Warwick Astronomy & Astrophysics Consolidated Grant 2023-2026

Lead Research Organisation: University of Warwick
Department Name: Physics

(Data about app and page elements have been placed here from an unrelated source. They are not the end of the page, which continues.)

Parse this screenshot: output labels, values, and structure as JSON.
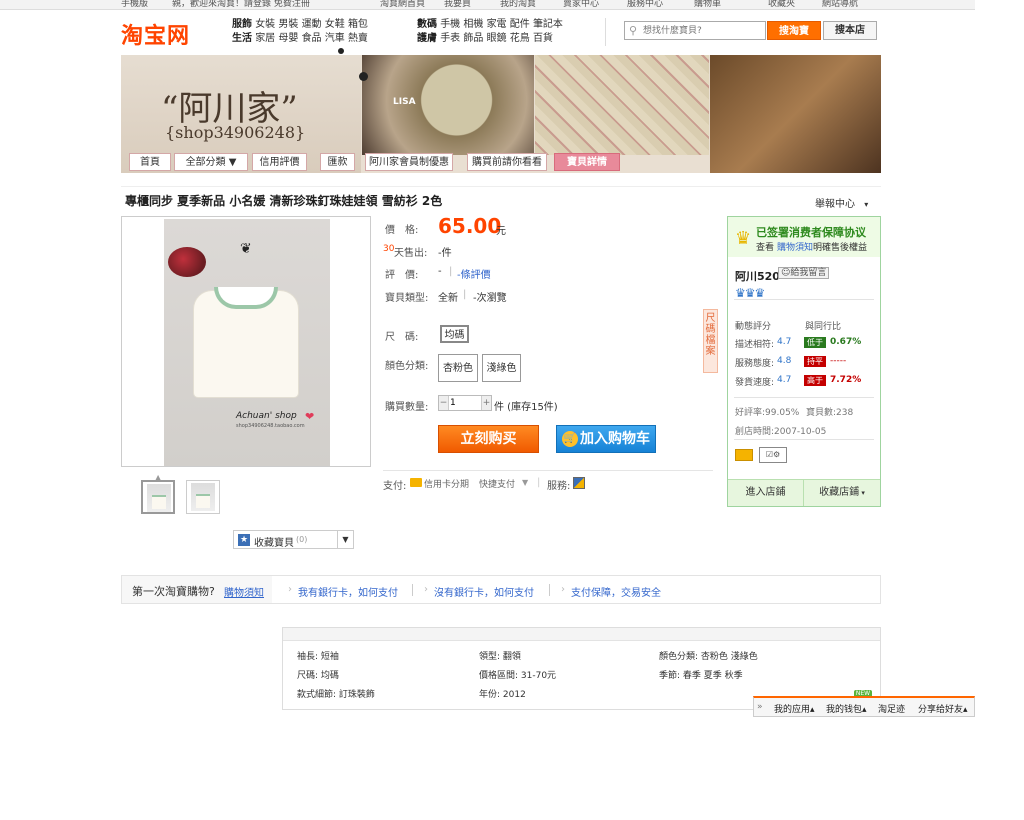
{
  "topbar": {
    "mobile": "手機版",
    "welcome": "親，歡迎來淘寶！請登錄 免費注冊",
    "links": [
      "淘寶網首頁",
      "我要買",
      "我的淘寶",
      "賣家中心",
      "服務中心",
      "購物車",
      "收藏夾",
      "網站導航"
    ]
  },
  "header": {
    "logo": "淘宝网",
    "categories": [
      [
        "服飾",
        "女裝",
        "男裝",
        "運動",
        "女鞋",
        "箱包"
      ],
      [
        "生活",
        "家居",
        "母嬰",
        "食品",
        "汽車",
        "熱賣"
      ],
      [
        "數碼",
        "手機",
        "相機",
        "家電",
        "配件",
        "筆記本"
      ],
      [
        "護膚",
        "手表",
        "飾品",
        "眼鏡",
        "花鳥",
        "百貨"
      ]
    ],
    "search_placeholder": "想找什麼寶貝?",
    "search_taobao": "搜淘寶",
    "search_store": "搜本店"
  },
  "banner": {
    "shop_name": "“阿川家”",
    "shop_id": "{shop34906248}",
    "brand_tag": "LISA"
  },
  "shopnav": {
    "tabs": [
      "首頁",
      "全部分類 ▼",
      "信用評價",
      "匯款",
      "阿川家會員制優惠",
      "購買前請你看看",
      "寶貝詳情"
    ]
  },
  "product": {
    "title": "專櫃同步 夏季新品 小名媛 清新珍珠釘珠娃娃領 雪紡衫 2色",
    "report": "舉報中心",
    "watermark": "Achuan' shop",
    "watermark_url": "shop34906248.taobao.com",
    "price_label": "價　格:",
    "price": "65.00",
    "price_unit": "元",
    "sold_prefix": "30",
    "sold_label": "天售出:",
    "sold_value": "-件",
    "review_label": "評　價:",
    "review_value": "-",
    "review_link": "-條評價",
    "type_label": "寶貝類型:",
    "type_value": "全新",
    "type_extra": "-次瀏覽",
    "size_label": "尺　碼:",
    "size_option": "均碼",
    "color_label": "顏色分類:",
    "color_options": [
      "杏粉色",
      "淺綠色"
    ],
    "qty_label": "購買數量:",
    "qty_value": "1",
    "qty_stock": "件 (庫存15件)",
    "buy_now": "立刻购买",
    "add_cart": "加入购物车",
    "side_tab": "尺碼檔案",
    "pay_label": "支付:",
    "pay_credit": "信用卡分期",
    "pay_quick": "快捷支付",
    "service_label": "服務:",
    "fav_label": "收藏寶貝",
    "fav_count": "(0)"
  },
  "seller": {
    "guarantee": "已签署消费者保障协议",
    "guarantee_sub": "查看",
    "guarantee_link": "購物須知",
    "guarantee_sub2": "明確售後權益",
    "name": "阿川520",
    "message": "給我留言",
    "rating_title": "動態評分",
    "rating_compare": "與同行比",
    "rows": [
      {
        "label": "描述相符:",
        "score": "4.7",
        "badge": "低于",
        "pct": "0.67%",
        "color": "#2a7a1f"
      },
      {
        "label": "服務態度:",
        "score": "4.8",
        "badge": "持平",
        "pct": "-----",
        "color": "#c40000"
      },
      {
        "label": "發貨速度:",
        "score": "4.7",
        "badge": "高于",
        "pct": "7.72%",
        "color": "#c40000"
      }
    ],
    "good_rate": "好評率:99.05%",
    "item_count": "寶貝數:238",
    "open_date": "創店時間:2007-10-05",
    "enter_store": "進入店鋪",
    "fav_store": "收藏店鋪"
  },
  "firstbar": {
    "question": "第一次淘寶購物?",
    "guide": "購物須知",
    "items": [
      "我有銀行卡，如何支付",
      "沒有銀行卡，如何支付",
      "支付保障，交易安全"
    ]
  },
  "attrs": [
    "袖長: 短袖",
    "領型: 翻領",
    "顏色分類: 杏粉色 淺綠色",
    "尺碼: 均碼",
    "價格區間: 31-70元",
    "季節: 春季 夏季 秋季",
    "款式細節: 訂珠裝飾",
    "年份: 2012"
  ],
  "toolbar": {
    "new": "NEW",
    "items": [
      "我的应用",
      "我的钱包",
      "淘足迹",
      "分享给好友"
    ]
  },
  "colors": {
    "accent": "#ff4400",
    "buy": "#f05a00",
    "cart": "#1682d6",
    "seller_border": "#9fd49f"
  }
}
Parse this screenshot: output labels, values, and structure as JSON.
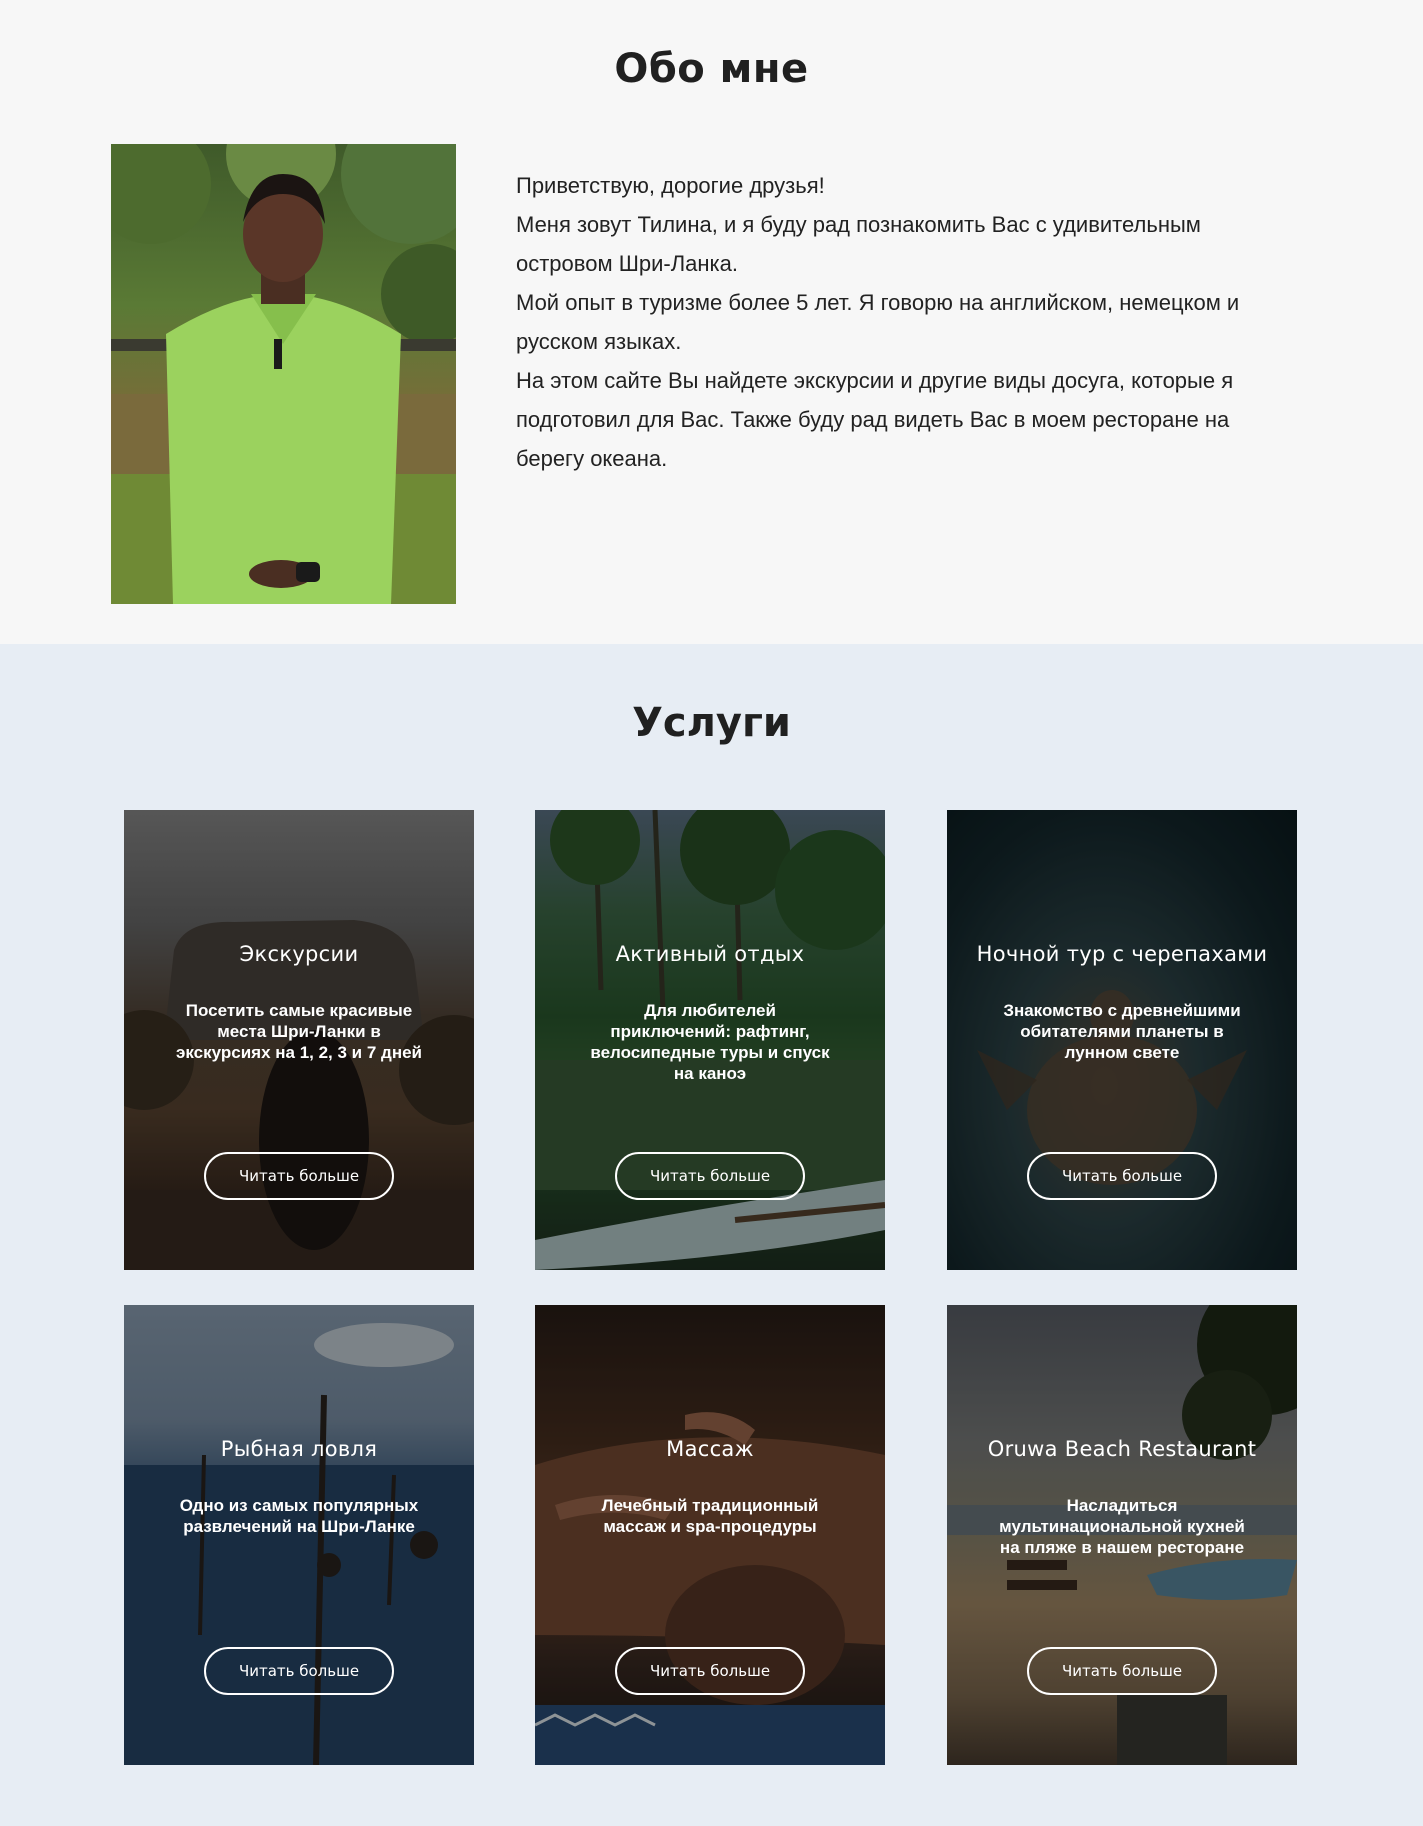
{
  "about": {
    "title": "Обо мне",
    "paragraphs": [
      "Приветствую, дорогие друзья!",
      "Меня зовут Тилина, и я буду рад познакомить Вас с удивительным островом Шри-Ланка.",
      "Мой опыт в туризме более 5 лет. Я говорю на английском, немецком и русском языках.",
      "На этом сайте Вы найдете экскурсии и другие виды досуга, которые я подготовил для Вас. Также буду рад видеть Вас в моем ресторане на берегу океана."
    ]
  },
  "services": {
    "title": "Услуги",
    "cards": [
      {
        "title": "Экскурсии",
        "description": "Посетить самые красивые места Шри-Ланки в экскурсиях на 1, 2, 3 и 7 дней",
        "button": "Читать больше"
      },
      {
        "title": "Активный отдых",
        "description": "Для любителей приключений: рафтинг, велосипедные туры и спуск на каноэ",
        "button": "Читать больше"
      },
      {
        "title": "Ночной тур с черепахами",
        "description": "Знакомство с древнейшими обитателями планеты в лунном свете",
        "button": "Читать больше"
      },
      {
        "title": "Рыбная ловля",
        "description": "Одно из самых популярных развлечений на Шри-Ланке",
        "button": "Читать больше"
      },
      {
        "title": "Массаж",
        "description": "Лечебный традиционный массаж и spa-процедуры",
        "button": "Читать больше"
      },
      {
        "title": "Oruwa Beach Restaurant",
        "description": "Насладиться мультинациональной кухней на пляже в нашем ресторане",
        "button": "Читать больше"
      }
    ]
  }
}
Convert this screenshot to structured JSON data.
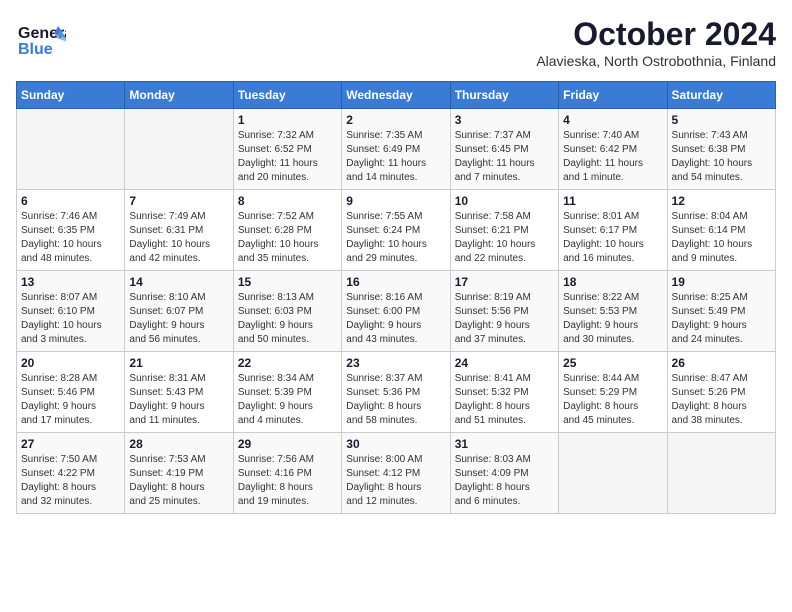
{
  "header": {
    "logo_general": "General",
    "logo_blue": "Blue",
    "title": "October 2024",
    "subtitle": "Alavieska, North Ostrobothnia, Finland"
  },
  "weekdays": [
    "Sunday",
    "Monday",
    "Tuesday",
    "Wednesday",
    "Thursday",
    "Friday",
    "Saturday"
  ],
  "weeks": [
    [
      {
        "day": "",
        "info": ""
      },
      {
        "day": "",
        "info": ""
      },
      {
        "day": "1",
        "info": "Sunrise: 7:32 AM\nSunset: 6:52 PM\nDaylight: 11 hours\nand 20 minutes."
      },
      {
        "day": "2",
        "info": "Sunrise: 7:35 AM\nSunset: 6:49 PM\nDaylight: 11 hours\nand 14 minutes."
      },
      {
        "day": "3",
        "info": "Sunrise: 7:37 AM\nSunset: 6:45 PM\nDaylight: 11 hours\nand 7 minutes."
      },
      {
        "day": "4",
        "info": "Sunrise: 7:40 AM\nSunset: 6:42 PM\nDaylight: 11 hours\nand 1 minute."
      },
      {
        "day": "5",
        "info": "Sunrise: 7:43 AM\nSunset: 6:38 PM\nDaylight: 10 hours\nand 54 minutes."
      }
    ],
    [
      {
        "day": "6",
        "info": "Sunrise: 7:46 AM\nSunset: 6:35 PM\nDaylight: 10 hours\nand 48 minutes."
      },
      {
        "day": "7",
        "info": "Sunrise: 7:49 AM\nSunset: 6:31 PM\nDaylight: 10 hours\nand 42 minutes."
      },
      {
        "day": "8",
        "info": "Sunrise: 7:52 AM\nSunset: 6:28 PM\nDaylight: 10 hours\nand 35 minutes."
      },
      {
        "day": "9",
        "info": "Sunrise: 7:55 AM\nSunset: 6:24 PM\nDaylight: 10 hours\nand 29 minutes."
      },
      {
        "day": "10",
        "info": "Sunrise: 7:58 AM\nSunset: 6:21 PM\nDaylight: 10 hours\nand 22 minutes."
      },
      {
        "day": "11",
        "info": "Sunrise: 8:01 AM\nSunset: 6:17 PM\nDaylight: 10 hours\nand 16 minutes."
      },
      {
        "day": "12",
        "info": "Sunrise: 8:04 AM\nSunset: 6:14 PM\nDaylight: 10 hours\nand 9 minutes."
      }
    ],
    [
      {
        "day": "13",
        "info": "Sunrise: 8:07 AM\nSunset: 6:10 PM\nDaylight: 10 hours\nand 3 minutes."
      },
      {
        "day": "14",
        "info": "Sunrise: 8:10 AM\nSunset: 6:07 PM\nDaylight: 9 hours\nand 56 minutes."
      },
      {
        "day": "15",
        "info": "Sunrise: 8:13 AM\nSunset: 6:03 PM\nDaylight: 9 hours\nand 50 minutes."
      },
      {
        "day": "16",
        "info": "Sunrise: 8:16 AM\nSunset: 6:00 PM\nDaylight: 9 hours\nand 43 minutes."
      },
      {
        "day": "17",
        "info": "Sunrise: 8:19 AM\nSunset: 5:56 PM\nDaylight: 9 hours\nand 37 minutes."
      },
      {
        "day": "18",
        "info": "Sunrise: 8:22 AM\nSunset: 5:53 PM\nDaylight: 9 hours\nand 30 minutes."
      },
      {
        "day": "19",
        "info": "Sunrise: 8:25 AM\nSunset: 5:49 PM\nDaylight: 9 hours\nand 24 minutes."
      }
    ],
    [
      {
        "day": "20",
        "info": "Sunrise: 8:28 AM\nSunset: 5:46 PM\nDaylight: 9 hours\nand 17 minutes."
      },
      {
        "day": "21",
        "info": "Sunrise: 8:31 AM\nSunset: 5:43 PM\nDaylight: 9 hours\nand 11 minutes."
      },
      {
        "day": "22",
        "info": "Sunrise: 8:34 AM\nSunset: 5:39 PM\nDaylight: 9 hours\nand 4 minutes."
      },
      {
        "day": "23",
        "info": "Sunrise: 8:37 AM\nSunset: 5:36 PM\nDaylight: 8 hours\nand 58 minutes."
      },
      {
        "day": "24",
        "info": "Sunrise: 8:41 AM\nSunset: 5:32 PM\nDaylight: 8 hours\nand 51 minutes."
      },
      {
        "day": "25",
        "info": "Sunrise: 8:44 AM\nSunset: 5:29 PM\nDaylight: 8 hours\nand 45 minutes."
      },
      {
        "day": "26",
        "info": "Sunrise: 8:47 AM\nSunset: 5:26 PM\nDaylight: 8 hours\nand 38 minutes."
      }
    ],
    [
      {
        "day": "27",
        "info": "Sunrise: 7:50 AM\nSunset: 4:22 PM\nDaylight: 8 hours\nand 32 minutes."
      },
      {
        "day": "28",
        "info": "Sunrise: 7:53 AM\nSunset: 4:19 PM\nDaylight: 8 hours\nand 25 minutes."
      },
      {
        "day": "29",
        "info": "Sunrise: 7:56 AM\nSunset: 4:16 PM\nDaylight: 8 hours\nand 19 minutes."
      },
      {
        "day": "30",
        "info": "Sunrise: 8:00 AM\nSunset: 4:12 PM\nDaylight: 8 hours\nand 12 minutes."
      },
      {
        "day": "31",
        "info": "Sunrise: 8:03 AM\nSunset: 4:09 PM\nDaylight: 8 hours\nand 6 minutes."
      },
      {
        "day": "",
        "info": ""
      },
      {
        "day": "",
        "info": ""
      }
    ]
  ]
}
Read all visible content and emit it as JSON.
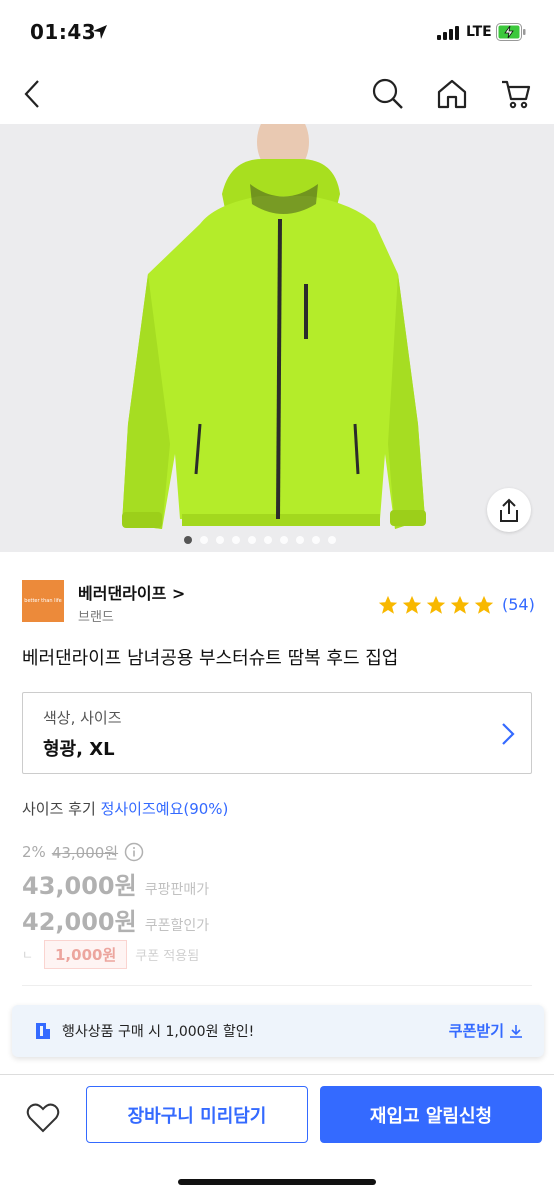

How do stars, planets and galaxies form? How do they evolve, how do they die? The Astronomy and Astrophysics group at the University of Warwick studies questions such as these through observations on telescopes, both large and small, and through physics-driven computational modelling. The use of optical telescopes in astronomy dates back over 400 years to Galileo, but we are now in a new Galilean era of discovery with the first detection of gravitational waves (GWs) only made in 2015. GWs provide a completely different view of the universe, delving to the heart of the most extreme events known as unimaginably dense stars spiral together, and, in their last moments before merging, rival the power output of the rest of the entire observable universe. GW telescopes can "see" almost everywhere at once, but have the equivalent of very blurred vision. To pinpoint sources, we need to see them electromagnetically (EM), i.e. with optical, radio and x-ray telescopes, but even that is difficult because you have to know where to look first. At Warwick we are working on a telescope called GOTO to do just this. From sites in Europe and Australia, GOTO is designed for breadth of vision and speed, to chase the universe's fastest and most violent events within minutes of their detection. Many less powerful, but longer lasting objects emit GWs much closer to Earth within our own galaxy, the Milky Way. We are starting to find systems from EM observations that will also be detectable as GW sources from space. These are exotic sources: one consists of two stars, each the size of the Earth but 100,000 times more massive, that circle each other in a little over five minutes. We will apply specialist high-speed cameras to their study, mounted on large optical telescopes, to probe how they evolve and important step in understanding how many of them there are, and how they came to be. Gravitational waves have given us new eyes on the universe, but new instruments and techniques do almost the same thing. In 1995 the first exoplanet was found through a particularly sensitive application of an old tool of astronomy called spectroscopy. Since then thousands of planets have been found in a bewildering variety of systems, many very different from our Solar System. At Warwick we have long pursued the discovery of exoplanets using both telescopes on Earth and in space, and will do so in this grant in order to understand processes that can destroy or erode planets when they are close to their host stars. Many known exoplanets are close to their host stars, but that is in part due to how we find them, so another strand of our research aims to push planetary detection to wider orbits, closer to those of our Solar system. Warwick has a strong interest in a new ESA-led space mission called PLATO which will provide a dramatic boost to this work. PLATO has a large field of view to allow it to pick up planets orbiting the brightest stars. These are key targets as they are close by, but above all they allow even more challenging application of spectroscopy, enough to allow us to probe the very composition of the planetary atmospheres. Earth and the other planets of the Solar system formed from a disk of material around the young Sun that lives on as the planets themselves but also "debris" in the form of comets, asteroids and dust. We aim to find evidence for similar structures around other stars, in particular from their dust as it scatters starlight. Such material can survive the several billion year lifetime of the star until just a hot dense remnant called a white dwarf remains. The formation of a white dwarf should "deep clean" the environment close to the star, and yet remarkably we have found many example of the planetary debris, and within our research we aim to find out how this can be. There are many other white dwarfs left from stellar evolution which we will map using a new generation of fibre-fed spectrographs that capture objects, 1000 at a time.